Looking forward, Denel is actively looking at strengthening its presence in its existing, high growth markets and seeking new markets and new clients outside its traditional bases. Other key focus areas include:

  • embedding Denel’s business development model aimed at establishing a partnership with the Department of Defence (DoD) including securing a multi-year framework agreement with the DoD to ensure sustainability of core strategic capabilities and supporting international market penetration;
  • ongoing DSA restructuring in parallel with restructuring of key contracts and exploring funding alternatives;
  • entering into strategic partnerships / alliances to secure market access, improved industrialisation and co-development opportunities;
  • on-going cost-optimisation drive across the group, focusing on shared services, supply-chain optimisation and working-capital management;
  • continued improvement of project management, risk management and contract management; and
  • resolving Denel’s funding challenge.
    “Determining our main focus areas is an over-riding awareness of Denel’s main purpose of providing the DoD with cost-effective, tailor-made defence solutions that can contribute directly to the effective execution of SANDF missions locally and internationally,” Sadik said.

    The state-owned enterprise, in releasing its results, noted its strategic importance to South Africa, “not only for its role in national security, but also for its contribution towards developing SA’s advanced manufacturing capability including its role as a technology incubator and global supplier of engineering, product development, as well as wider industrial capabilities and services”.

    In a statement the company notes its products have been diversified into civilian applications such as civil security, crime prevention, protection of assets, improving workplace safety and productivity, as well as rendering support to the mining and electronic sectors. “During the 2010 World Cup, South African Police Service (SAPS) and South African Air Force (SAAF) used the Carl Zeiss Optronics observation systems for surveillance purposes.”

    Denel’s products are also assisting in countering rhino poaching, through the deployment of its 2nd generation unmanned aerial vehicle (UAV) system and its patented Mechem Explosive and Drug Detection Systems (MEDDS) system. “Denel products were also used in humanitarian activities such as clearance of remnants of war explosives, most notably this year in countries like Sudan and Angola.”
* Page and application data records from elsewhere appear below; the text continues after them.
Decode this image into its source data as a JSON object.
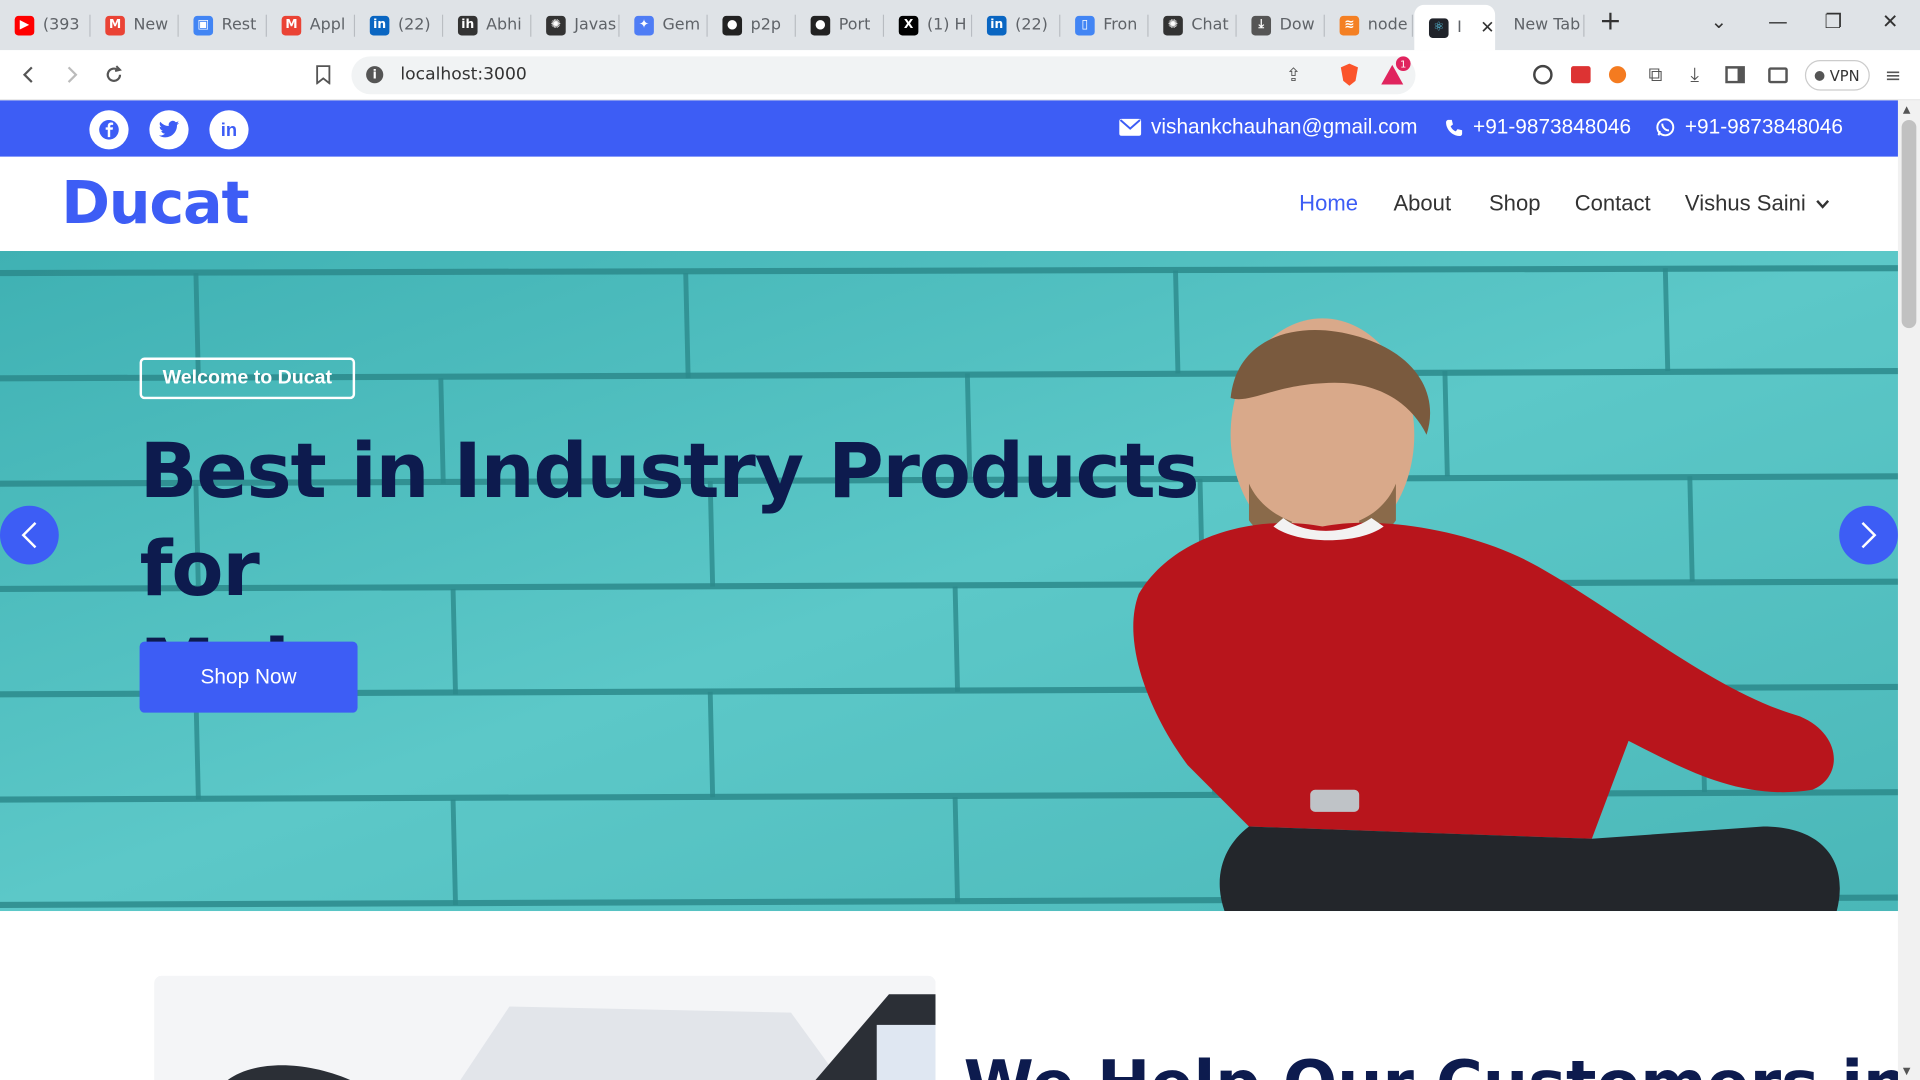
{
  "browser": {
    "tabs": [
      {
        "label": "(393",
        "icon": "youtube-icon",
        "color": "#ff0000"
      },
      {
        "label": "New",
        "icon": "gmail-icon",
        "color": "#ea4335"
      },
      {
        "label": "Rest",
        "icon": "app-icon",
        "color": "#4285f4"
      },
      {
        "label": "Appl",
        "icon": "gmail-icon",
        "color": "#ea4335"
      },
      {
        "label": "(22)",
        "icon": "linkedin-icon",
        "color": "#0a66c2"
      },
      {
        "label": "Abhi",
        "icon": "ih-icon",
        "color": "#333333"
      },
      {
        "label": "Javas",
        "icon": "openai-icon",
        "color": "#333333"
      },
      {
        "label": "Gem",
        "icon": "gemini-icon",
        "color": "#4f7df5"
      },
      {
        "label": "p2p",
        "icon": "github-icon",
        "color": "#222222"
      },
      {
        "label": "Port",
        "icon": "github-icon",
        "color": "#222222"
      },
      {
        "label": "(1) H",
        "icon": "x-icon",
        "color": "#000000"
      },
      {
        "label": "(22)",
        "icon": "linkedin-icon",
        "color": "#0a66c2"
      },
      {
        "label": "Fron",
        "icon": "doc-icon",
        "color": "#4285f4"
      },
      {
        "label": "Chat",
        "icon": "openai-icon",
        "color": "#333333"
      },
      {
        "label": "Dow",
        "icon": "download-icon",
        "color": "#555555"
      },
      {
        "label": "node",
        "icon": "stack-icon",
        "color": "#f48024"
      }
    ],
    "active_tab_label": "I",
    "new_tab_label": "New Tab",
    "url": "localhost:3000",
    "vpn_label": "VPN",
    "brave_badge": "1"
  },
  "site": {
    "topbar": {
      "email": "vishankchauhan@gmail.com",
      "phone": "+91-9873848046",
      "whatsapp": "+91-9873848046"
    },
    "logo": "Ducat",
    "nav": {
      "home": "Home",
      "about": "About",
      "shop": "Shop",
      "contact": "Contact",
      "user": "Vishus Saini"
    },
    "hero": {
      "badge": "Welcome to Ducat",
      "headline_line1": "Best in Industry Products for",
      "headline_line2": "Male",
      "cta": "Shop Now"
    },
    "section_title": "We Help Our Customers in G"
  },
  "colors": {
    "brand": "#3d5df5",
    "headline": "#0d1b4e",
    "hero_bg": "#4fb9b9"
  }
}
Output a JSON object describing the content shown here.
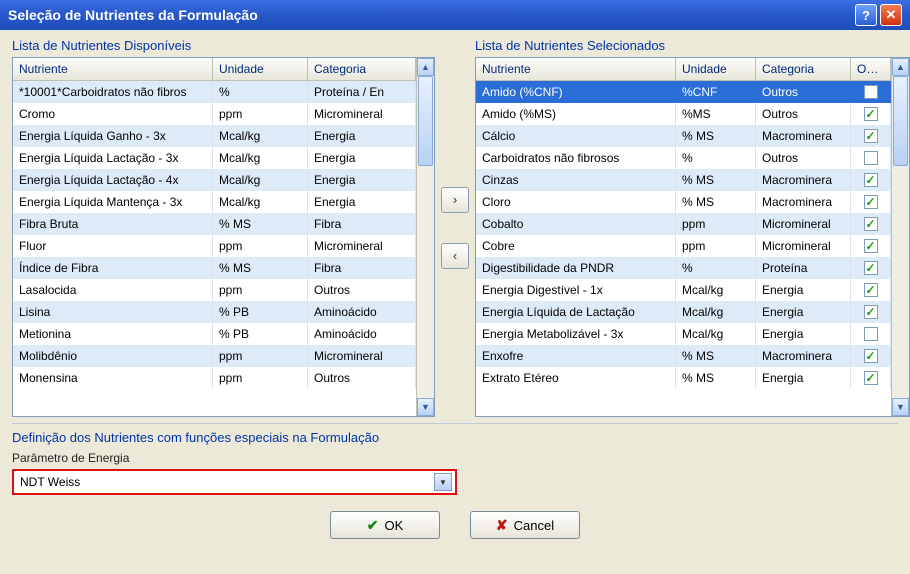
{
  "window": {
    "title": "Seleção de Nutrientes da Formulação"
  },
  "available": {
    "label": "Lista de Nutrientes Disponíveis",
    "headers": {
      "c0": "Nutriente",
      "c1": "Unidade",
      "c2": "Categoria"
    },
    "rows": [
      {
        "c0": "*10001*Carboidratos não fibros",
        "c1": "%",
        "c2": "Proteína / En"
      },
      {
        "c0": "Cromo",
        "c1": "ppm",
        "c2": "Micromineral"
      },
      {
        "c0": "Energia Líquida Ganho - 3x",
        "c1": "Mcal/kg",
        "c2": "Energia"
      },
      {
        "c0": "Energia Líquida Lactação - 3x",
        "c1": "Mcal/kg",
        "c2": "Energia"
      },
      {
        "c0": "Energia Líquida Lactação - 4x",
        "c1": "Mcal/kg",
        "c2": "Energia"
      },
      {
        "c0": "Energia Líquida Mantença - 3x",
        "c1": "Mcal/kg",
        "c2": "Energia"
      },
      {
        "c0": "Fibra Bruta",
        "c1": "% MS",
        "c2": "Fibra"
      },
      {
        "c0": "Fluor",
        "c1": "ppm",
        "c2": "Micromineral"
      },
      {
        "c0": "Índice de Fibra",
        "c1": "% MS",
        "c2": "Fibra"
      },
      {
        "c0": "Lasalocida",
        "c1": "ppm",
        "c2": "Outros"
      },
      {
        "c0": "Lisina",
        "c1": "% PB",
        "c2": "Aminoácido"
      },
      {
        "c0": "Metionina",
        "c1": "% PB",
        "c2": "Aminoácido"
      },
      {
        "c0": "Molibdênio",
        "c1": "ppm",
        "c2": "Micromineral"
      },
      {
        "c0": "Monensina",
        "c1": "ppm",
        "c2": "Outros"
      }
    ]
  },
  "selected": {
    "label": "Lista de Nutrientes Selecionados",
    "headers": {
      "c0": "Nutriente",
      "c1": "Unidade",
      "c2": "Categoria",
      "c3": "Obrig"
    },
    "rows": [
      {
        "c0": "Amido (%CNF)",
        "c1": "%CNF",
        "c2": "Outros",
        "chk": false,
        "sel": true
      },
      {
        "c0": "Amido (%MS)",
        "c1": "%MS",
        "c2": "Outros",
        "chk": true
      },
      {
        "c0": "Cálcio",
        "c1": "% MS",
        "c2": "Macrominera",
        "chk": true
      },
      {
        "c0": "Carboidratos não fibrosos",
        "c1": "%",
        "c2": "Outros",
        "chk": false
      },
      {
        "c0": "Cinzas",
        "c1": "% MS",
        "c2": "Macrominera",
        "chk": true
      },
      {
        "c0": "Cloro",
        "c1": "% MS",
        "c2": "Macrominera",
        "chk": true
      },
      {
        "c0": "Cobalto",
        "c1": "ppm",
        "c2": "Micromineral",
        "chk": true
      },
      {
        "c0": "Cobre",
        "c1": "ppm",
        "c2": "Micromineral",
        "chk": true
      },
      {
        "c0": "Digestibilidade da PNDR",
        "c1": "%",
        "c2": "Proteína",
        "chk": true
      },
      {
        "c0": "Energia Digestível - 1x",
        "c1": "Mcal/kg",
        "c2": "Energia",
        "chk": true
      },
      {
        "c0": "Energia Líquida de Lactação",
        "c1": "Mcal/kg",
        "c2": "Energia",
        "chk": true
      },
      {
        "c0": "Energia Metabolizável - 3x",
        "c1": "Mcal/kg",
        "c2": "Energia",
        "chk": false
      },
      {
        "c0": "Enxofre",
        "c1": "% MS",
        "c2": "Macrominera",
        "chk": true
      },
      {
        "c0": "Extrato Etéreo",
        "c1": "% MS",
        "c2": "Energia",
        "chk": true
      }
    ]
  },
  "special": {
    "title": "Definição dos Nutrientes com funções especiais na Formulação",
    "param_label": "Parâmetro de Energia",
    "param_value": "NDT Weiss"
  },
  "buttons": {
    "ok": "OK",
    "cancel": "Cancel"
  }
}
    Denel continues to contribute to both economic and social developments and has attained a level 3 Broad-Based Black Economic Empowerment (B-BBEE) status. The group employs about 6500 staff (including those in associated companies) and it is estimated that in addition to these, Denel’s activities contribute to the creation and sustainment of over 30 000 skilled, technical jobs in the broader economy. In the financial year to March 2011, Denel bought materials and services worth over R2 billion from local suppliers including spending R789 million on research and development. The company earned R1.2 billion in foreign currency, “giving a boost to the South African economy.”
    “As a global trading company with nine entities and three associate companies, we are a key player in the development of South Africa’s advanced manufacturing, industrial and technology base, Sadik said. “As a major employer of engineering talent, Denel facilitates the enhancement of the national technology and knowledge base, thus contributing significantly to development of intellectual property and the country’s human capital development.”
    “This is deemed a valued contribution as there is a critical shortage of technical skills in South Africa and, indeed, the world. As a significant employer we are making steady progress in human capital development as part of our drive to be a world-class and well respected South African company,” he said.